Coya deems dementia drug R&D plan 'premature,' switches focus

Coya Therapeutics’ plan to treat frontotemporal dementia (FTD) by boosting the function of regulatory T cells (Tregs) is unraveling. Months after putting FTD at the heart of its IPO pitch, the biotech has decided it would be “premature” to continue to study its low-dose formulation of IL-2 in the indication.

When Coya went public late last year, it put advancing COYA 301 in FTD at the top of a list of the key elements of its strategy. At that time, the biotech planned to start a phase 1 trial in the indication in the first half of 2023 and have interim data before the year was out. The timeline slipped over the next few months, but, as of last month, Coya still planned (PDF) to start the trial this year and deliver interim data in 2024.

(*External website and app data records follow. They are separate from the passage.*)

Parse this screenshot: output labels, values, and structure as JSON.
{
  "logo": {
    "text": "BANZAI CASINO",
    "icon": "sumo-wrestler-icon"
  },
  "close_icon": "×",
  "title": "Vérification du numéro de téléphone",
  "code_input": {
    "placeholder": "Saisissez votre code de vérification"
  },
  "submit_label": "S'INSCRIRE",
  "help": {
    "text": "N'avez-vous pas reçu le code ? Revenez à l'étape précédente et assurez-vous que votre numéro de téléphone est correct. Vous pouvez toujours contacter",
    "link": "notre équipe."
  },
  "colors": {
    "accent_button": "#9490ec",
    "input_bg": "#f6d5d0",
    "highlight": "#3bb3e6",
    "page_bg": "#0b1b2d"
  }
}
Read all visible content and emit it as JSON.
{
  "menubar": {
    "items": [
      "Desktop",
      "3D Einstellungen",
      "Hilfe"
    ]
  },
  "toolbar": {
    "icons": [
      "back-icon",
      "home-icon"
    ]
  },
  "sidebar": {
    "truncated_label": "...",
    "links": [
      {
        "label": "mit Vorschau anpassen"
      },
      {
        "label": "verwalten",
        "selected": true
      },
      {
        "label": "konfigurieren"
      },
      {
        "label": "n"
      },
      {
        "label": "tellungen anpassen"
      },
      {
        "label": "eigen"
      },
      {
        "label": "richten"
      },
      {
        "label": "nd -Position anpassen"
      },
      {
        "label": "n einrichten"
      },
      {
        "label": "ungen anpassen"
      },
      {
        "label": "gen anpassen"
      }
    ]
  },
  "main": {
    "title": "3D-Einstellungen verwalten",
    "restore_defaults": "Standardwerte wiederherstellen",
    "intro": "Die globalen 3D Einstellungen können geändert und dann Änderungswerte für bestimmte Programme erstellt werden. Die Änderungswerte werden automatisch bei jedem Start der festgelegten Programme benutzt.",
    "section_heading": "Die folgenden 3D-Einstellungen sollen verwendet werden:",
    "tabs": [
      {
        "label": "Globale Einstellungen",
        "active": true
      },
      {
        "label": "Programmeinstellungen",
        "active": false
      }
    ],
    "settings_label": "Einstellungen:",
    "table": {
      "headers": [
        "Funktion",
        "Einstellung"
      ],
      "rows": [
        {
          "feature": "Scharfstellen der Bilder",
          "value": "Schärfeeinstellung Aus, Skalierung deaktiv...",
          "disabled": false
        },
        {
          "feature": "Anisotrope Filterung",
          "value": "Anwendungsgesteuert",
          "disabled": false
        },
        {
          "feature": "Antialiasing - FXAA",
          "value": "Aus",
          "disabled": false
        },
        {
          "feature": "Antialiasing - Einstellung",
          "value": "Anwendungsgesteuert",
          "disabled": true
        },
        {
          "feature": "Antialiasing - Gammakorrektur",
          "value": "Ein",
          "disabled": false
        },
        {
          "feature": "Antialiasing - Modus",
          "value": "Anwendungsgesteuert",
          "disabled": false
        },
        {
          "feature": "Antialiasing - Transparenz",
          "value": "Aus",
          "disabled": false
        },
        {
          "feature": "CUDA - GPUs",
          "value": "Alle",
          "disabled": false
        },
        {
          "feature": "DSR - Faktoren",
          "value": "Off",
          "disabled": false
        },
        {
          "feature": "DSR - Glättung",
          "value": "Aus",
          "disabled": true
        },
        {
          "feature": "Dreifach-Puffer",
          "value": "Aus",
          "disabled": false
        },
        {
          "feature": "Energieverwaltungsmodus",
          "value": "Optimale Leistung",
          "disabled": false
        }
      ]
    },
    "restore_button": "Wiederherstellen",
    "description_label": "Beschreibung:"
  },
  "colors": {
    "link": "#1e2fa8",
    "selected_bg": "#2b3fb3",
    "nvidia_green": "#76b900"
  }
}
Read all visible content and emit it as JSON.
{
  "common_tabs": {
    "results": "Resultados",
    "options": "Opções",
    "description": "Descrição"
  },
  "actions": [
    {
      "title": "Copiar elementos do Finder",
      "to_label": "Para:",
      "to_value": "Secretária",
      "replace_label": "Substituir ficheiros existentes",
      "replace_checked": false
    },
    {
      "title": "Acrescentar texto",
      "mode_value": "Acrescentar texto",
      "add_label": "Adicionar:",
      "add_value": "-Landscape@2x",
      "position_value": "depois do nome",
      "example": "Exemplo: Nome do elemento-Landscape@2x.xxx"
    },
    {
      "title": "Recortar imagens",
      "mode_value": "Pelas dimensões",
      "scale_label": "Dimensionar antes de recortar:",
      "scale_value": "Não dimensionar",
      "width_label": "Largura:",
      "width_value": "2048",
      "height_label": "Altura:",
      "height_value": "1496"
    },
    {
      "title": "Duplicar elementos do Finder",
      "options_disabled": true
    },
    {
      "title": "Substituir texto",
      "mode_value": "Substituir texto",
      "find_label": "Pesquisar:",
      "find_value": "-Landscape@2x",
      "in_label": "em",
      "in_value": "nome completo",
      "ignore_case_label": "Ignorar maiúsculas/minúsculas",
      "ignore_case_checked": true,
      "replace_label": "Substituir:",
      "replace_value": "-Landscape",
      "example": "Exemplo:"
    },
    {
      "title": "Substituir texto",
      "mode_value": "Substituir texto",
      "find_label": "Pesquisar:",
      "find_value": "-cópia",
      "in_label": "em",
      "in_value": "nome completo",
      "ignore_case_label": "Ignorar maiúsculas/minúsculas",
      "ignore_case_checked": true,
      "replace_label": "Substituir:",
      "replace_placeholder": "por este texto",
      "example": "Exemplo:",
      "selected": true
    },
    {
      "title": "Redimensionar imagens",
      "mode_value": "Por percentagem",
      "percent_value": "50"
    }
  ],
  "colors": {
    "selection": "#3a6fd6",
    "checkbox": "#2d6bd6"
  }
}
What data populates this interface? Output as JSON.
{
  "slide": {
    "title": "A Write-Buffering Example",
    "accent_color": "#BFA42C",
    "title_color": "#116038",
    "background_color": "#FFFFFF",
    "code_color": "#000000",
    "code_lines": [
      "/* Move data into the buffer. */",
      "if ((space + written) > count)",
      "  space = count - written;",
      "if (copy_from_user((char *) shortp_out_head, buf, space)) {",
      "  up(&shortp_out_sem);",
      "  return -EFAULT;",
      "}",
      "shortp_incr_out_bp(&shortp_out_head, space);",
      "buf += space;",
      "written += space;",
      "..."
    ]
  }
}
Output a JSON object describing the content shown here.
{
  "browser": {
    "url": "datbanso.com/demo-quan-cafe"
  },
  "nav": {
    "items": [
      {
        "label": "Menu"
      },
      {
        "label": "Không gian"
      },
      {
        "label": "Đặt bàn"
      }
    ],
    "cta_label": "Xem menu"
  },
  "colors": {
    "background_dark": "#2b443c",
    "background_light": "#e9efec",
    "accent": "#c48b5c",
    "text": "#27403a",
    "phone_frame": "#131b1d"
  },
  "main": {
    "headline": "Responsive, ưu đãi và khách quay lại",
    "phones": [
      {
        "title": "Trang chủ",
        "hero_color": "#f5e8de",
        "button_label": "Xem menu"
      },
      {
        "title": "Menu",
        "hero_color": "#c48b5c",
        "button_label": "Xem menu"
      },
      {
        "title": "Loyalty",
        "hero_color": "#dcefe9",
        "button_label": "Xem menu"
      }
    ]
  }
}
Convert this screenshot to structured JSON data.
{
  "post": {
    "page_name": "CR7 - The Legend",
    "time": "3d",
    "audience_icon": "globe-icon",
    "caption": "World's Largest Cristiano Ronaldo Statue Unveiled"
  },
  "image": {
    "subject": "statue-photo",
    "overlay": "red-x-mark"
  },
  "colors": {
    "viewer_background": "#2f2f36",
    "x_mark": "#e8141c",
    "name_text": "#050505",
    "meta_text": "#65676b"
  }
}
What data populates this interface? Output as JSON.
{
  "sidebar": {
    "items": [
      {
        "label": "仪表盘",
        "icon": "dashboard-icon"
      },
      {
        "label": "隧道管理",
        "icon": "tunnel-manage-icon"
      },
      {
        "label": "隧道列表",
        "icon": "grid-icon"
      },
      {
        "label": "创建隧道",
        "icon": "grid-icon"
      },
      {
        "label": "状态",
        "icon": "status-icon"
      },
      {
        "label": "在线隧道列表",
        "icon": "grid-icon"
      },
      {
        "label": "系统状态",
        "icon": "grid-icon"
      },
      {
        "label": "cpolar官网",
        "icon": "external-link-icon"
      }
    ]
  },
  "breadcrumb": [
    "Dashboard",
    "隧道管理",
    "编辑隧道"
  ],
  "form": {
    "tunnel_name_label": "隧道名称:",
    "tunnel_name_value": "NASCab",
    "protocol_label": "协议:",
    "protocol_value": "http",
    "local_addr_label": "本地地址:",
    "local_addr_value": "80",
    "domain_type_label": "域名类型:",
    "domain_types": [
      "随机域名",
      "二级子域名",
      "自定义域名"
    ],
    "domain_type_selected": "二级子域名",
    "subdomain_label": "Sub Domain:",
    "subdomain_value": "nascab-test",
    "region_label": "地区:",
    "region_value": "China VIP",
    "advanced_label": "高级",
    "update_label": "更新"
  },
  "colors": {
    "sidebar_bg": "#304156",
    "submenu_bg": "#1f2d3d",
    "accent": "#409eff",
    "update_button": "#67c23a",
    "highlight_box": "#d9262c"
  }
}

Now, Coya is pulling back from FTD. In a letter to shareholders explaining the move, CEO Howard Berman, Ph.D., outlined recent data in Alzheimer’s disease before adding “with all this said, we now believe it is premature to continue to study COYA 301 in frontotemporal dementia.”

FTD is absent from the indications listed on Coya’s pipeline (PDF), as are the earlier references to plans to start a clinical trial in the disease. The upcoming milestones for COYA 301 are limited to the publication of phase 1 data in a peer-reviewed journal, which is scheduled for this year, and the release of top-line data from an investigator-initiated phase 2 study in 2024. 

The phase 2 trial, which is funded by the Gates Foundation and the Alzheimer’s Association, is enrolling up to 46 patients with mild to moderate Alzheimer’s to assess the effect of low-dose IL-2 on Treg function, blood biomarkers, cognitive performance and other endpoints. Coya plans to use the results to inform the design of a larger study.

While waiting on the midphase data, Coya will advance its other lead candidate, COYA 302. The prospect combines low-dose IL-2 and a CTLA4-Ig fusion protein in an attempt to both boost Treg function and downregulate effector T cells. Coya aims to start a phase 2 trial in amyotrophic lateral sclerosis next year.